William Shakespeare’s Macbeth, revered throughout the world as ‘The Scottish Play’, is one of the most enduring tales of all time.
Over four centuries later, the timeless tragedy of the great but flawed Macbeth, his ambitious lady, and their ruthless pursuit of power, continues to captivate audiences on stage and screen.
Visit Scotland has devised a trail which brings together the stunning film locations of Macbeth (2015), the real-life places immortalised in the play, and many other historic sites and dramatic landscapes connected to the story of the real Macbeth.
The places and locations in our part of central Scotland include:
Dunkeld Cathedral wasn’t around in Macbeth’s lifetime but he would have known its location. The power base of the Church of Alba, St Columba’s relics from Iona were housed here, and Duncan’s father, Abbot Crinan, was the lay Abbot of the Monastery and Diocese of Dunkeld.
Scone Moot Hill
No fewer than 42 kings were ‘acclaimed’ king of Scotland at Scone Palace starting with the first King of Scots, Kenneth MacAlpin, and ending with Charles II. Like them, Macbeth would have been inaugurated King of Alba sitting upon the Stone of Destiny at Moot Hill.
Loch Leven boasts a little-known historical connection to Macbeth on its island of St Serf ’s. This was once home to an ascetic Christian community known as the Culdees to whom Queen Macbeth, Gruoch, along with her husband, bestowed grants of land in Fife.
The Birnam Oak
With its huge, moss-covered trunks and gnarled branches, the Birnam Oak and its neighbour, the Birnam Sycamore, certainly looks like a relic from a bygone age.

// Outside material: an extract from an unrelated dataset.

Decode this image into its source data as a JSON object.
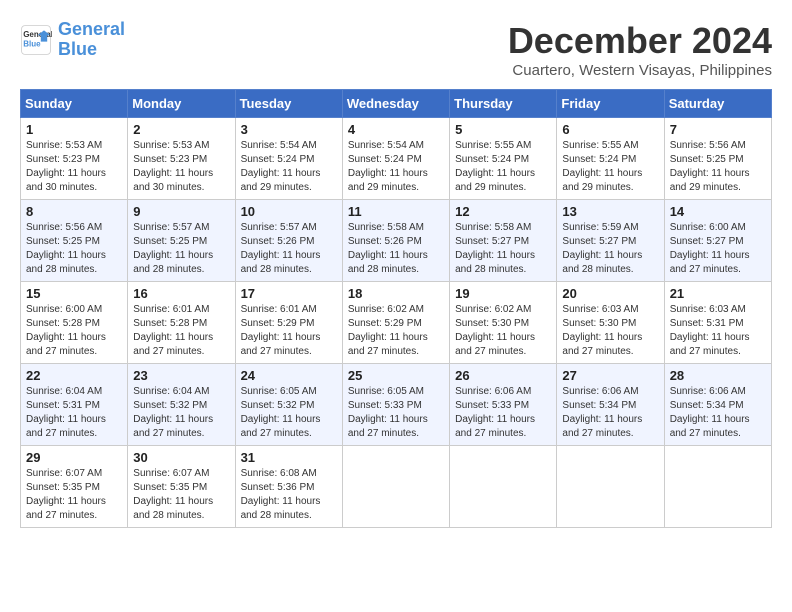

No one knows how old the Birnam Oak actually is, but it is said to be the last survivor of the wood from which Malcolm’s soldiers cut branches to camouflage their attack on Macbeth at Dunsinane Hill, 15 miles to the south east. Whether or not the oak has stood here since 1050, it may well be a descendant of the original wood.
‘Macbeth shall never vanquished be, until Great Birnam wood to high Dunsinane hill shall come against him’.
Crowned with the remains of an ancient hill fort, this windswept peak is believed to be where the army of the historical Macbeth clashed with the forces of Malcolm Canmore and Earl Siward of Northumbria at the Battle of the Seven Sleepers in 1054. Soaking in the rugged, unspoilt terrain from its summit, it is hard not to imagine a medieval battle unfolding here. It’s located by the village of Collace.
For more information on the Macbeth trail visit the website at http://www.visitscotland.com/about/arts-culture/macbeth/
If you are planning a holiday here in central Scotland in one of our self-catering holiday cottages and have an interest in the work ofWilliam Shakespeare why not visit one, or more, of the locations mentioned here for an interesting family day out.